Deprivation is the mother of failure. -- Mireille Guiliano
Okay. French Women Don't Get Fat, by Mireille Guiliano. ... I know that this isn't some juicy fabulous fiction, or your new favoritest children's book. It's a book on food. Probably in the "weight loss" section of the bookstore.
But bear with me! This isn't a goofy diet book, I promise. Instead, it's about
1) being French, and
2) darn good eating.
And that's reason enough to stick around, I hope. They're two of my favorite subjects, at least!
If I could do college over, I would be an apostle of this book. Probably shouting its virtues from a street corner. Why? Because I'm sick and tired of all the weird, unnatural beliefs we Americans--and especially American women--have about food.
We're scared to eat fat, scared to eat carbs, scared to eat anything, until the day comes when my roommate comes back at six in the evening, and says she's hungry. "Have dinner," I said. She blinked at me a moment, then said, "Nooo, I'd better just have a cup of tea instead."
Tea instead of dinner. This is how we eat now? She wasn't the only one, either. So many of my good friends would skip meals all the time, as a way to control weight.
(Though, admittedly, sometimes the dining halls left a lot to be desired. I love my alma mater, but I didn't go there for the food. ... Making a habit of eating tasteless food is also something this book addresses. Yeah. So, buckle up.)
Mireille Guiliano throws all that meal-skipping out. Eat bread. Eat pasta. Eat chocolate. And don't just eat it, but enjoy it. Relish it. She talks about slowing down, savoring every single bite. Her book is about a much fuller food experience than we're used to having.
No more eating on autopilot. No more eating at random, on the fly.
Much more about loving your food, embracing your life, and living well. Eating is an art, and Mireille describes exactly how to get back to practicing that art every single day. She strips away all the funky, strange lies we tell each other about food, and replaces it with real enjoyment.

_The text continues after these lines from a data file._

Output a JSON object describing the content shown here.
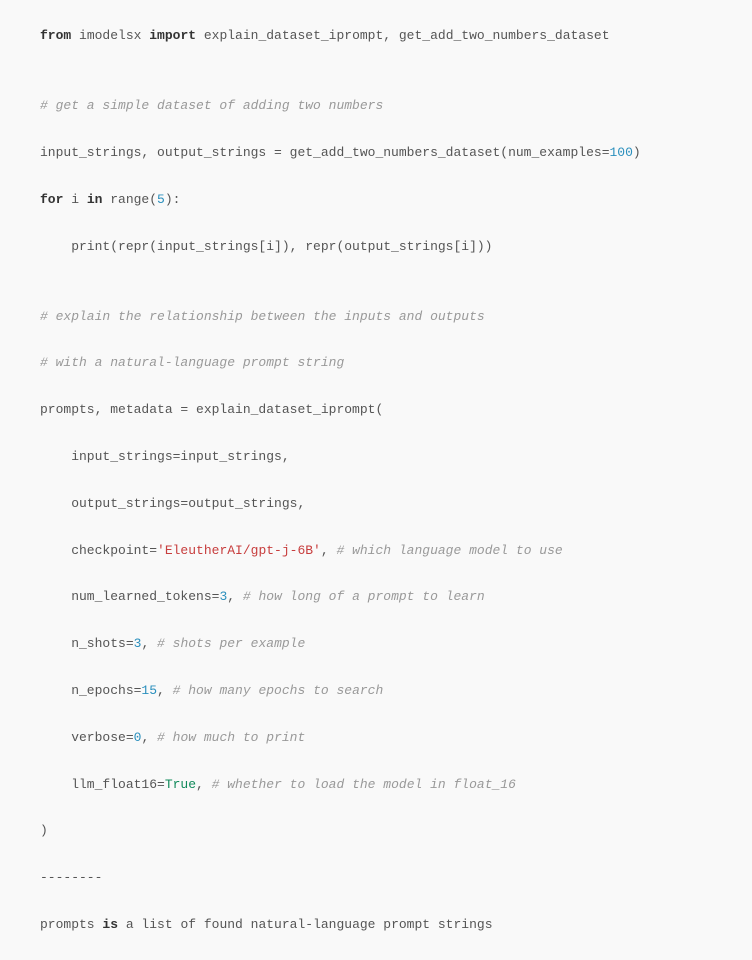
{
  "code": {
    "l1_from": "from",
    "l1_module": " imodelsx ",
    "l1_import": "import",
    "l1_rest": " explain_dataset_iprompt, get_add_two_numbers_dataset",
    "l3_comment": "# get a simple dataset of adding two numbers",
    "l4_lhs": "input_strings, output_strings = get_add_two_numbers_dataset(num_examples=",
    "l4_num": "100",
    "l4_close": ")",
    "l5_for": "for",
    "l5_mid": " i ",
    "l5_in": "in",
    "l5_range": " range(",
    "l5_num": "5",
    "l5_close": "):",
    "l6_body": "    print(repr(input_strings[i]), repr(output_strings[i]))",
    "l8_comment": "# explain the relationship between the inputs and outputs",
    "l9_comment": "# with a natural-language prompt string",
    "l10": "prompts, metadata = explain_dataset_iprompt(",
    "l11": "    input_strings=input_strings,",
    "l12": "    output_strings=output_strings,",
    "l13a": "    checkpoint=",
    "l13_str": "'EleutherAI/gpt-j-6B'",
    "l13b": ", ",
    "l13_comment": "# which language model to use",
    "l14a": "    num_learned_tokens=",
    "l14_num": "3",
    "l14b": ", ",
    "l14_comment": "# how long of a prompt to learn",
    "l15a": "    n_shots=",
    "l15_num": "3",
    "l15b": ", ",
    "l15_comment": "# shots per example",
    "l16a": "    n_epochs=",
    "l16_num": "15",
    "l16b": ", ",
    "l16_comment": "# how many epochs to search",
    "l17a": "    verbose=",
    "l17_num": "0",
    "l17b": ", ",
    "l17_comment": "# how much to print",
    "l18a": "    llm_float16=",
    "l18_bool": "True",
    "l18b": ", ",
    "l18_comment": "# whether to load the model in float_16",
    "l19": ")",
    "l20": "--------",
    "l21a": "prompts ",
    "l21_is": "is",
    "l21b": " a list of found natural-language prompt strings"
  }
}
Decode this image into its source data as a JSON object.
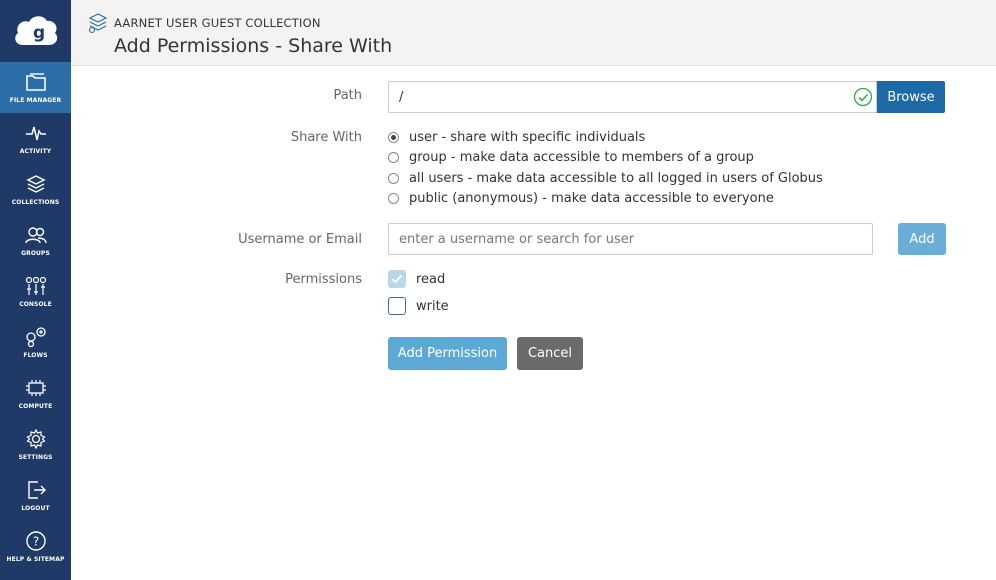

The great thing about living well the French way? You lose your excess. Excessive desserts, excess pounds, the lies that weighed you down. Her book refreshes my whole outlook on life. Truly.
Plus, there are recipes. Fabulous recipes. ... And one of these days, that croissant recipe and I will get together, and it will be magic.
Anyway, if you've struggled with food--either eating mindlessly, or calling tea your dinner--then read this book.
Read it with an open mind, enjoy Mireille's stories of France, her description of fantastic food and fantastic living, and make some changes.
I promise you won't regret it.
Recommendation: ummmm, she says not to read while you eat. Which pretty well convicts me for every time I offer a little something with a book, eh? But read a few chapters of Mireille's book and then muse over them while eating something extraordinary, like a buckwheat crepe with warm blackberries. And a strong coffee.
Imagine yourself in Paris, about to embark on a whole new way of eating, a new way of life. Because that's what you're about to do.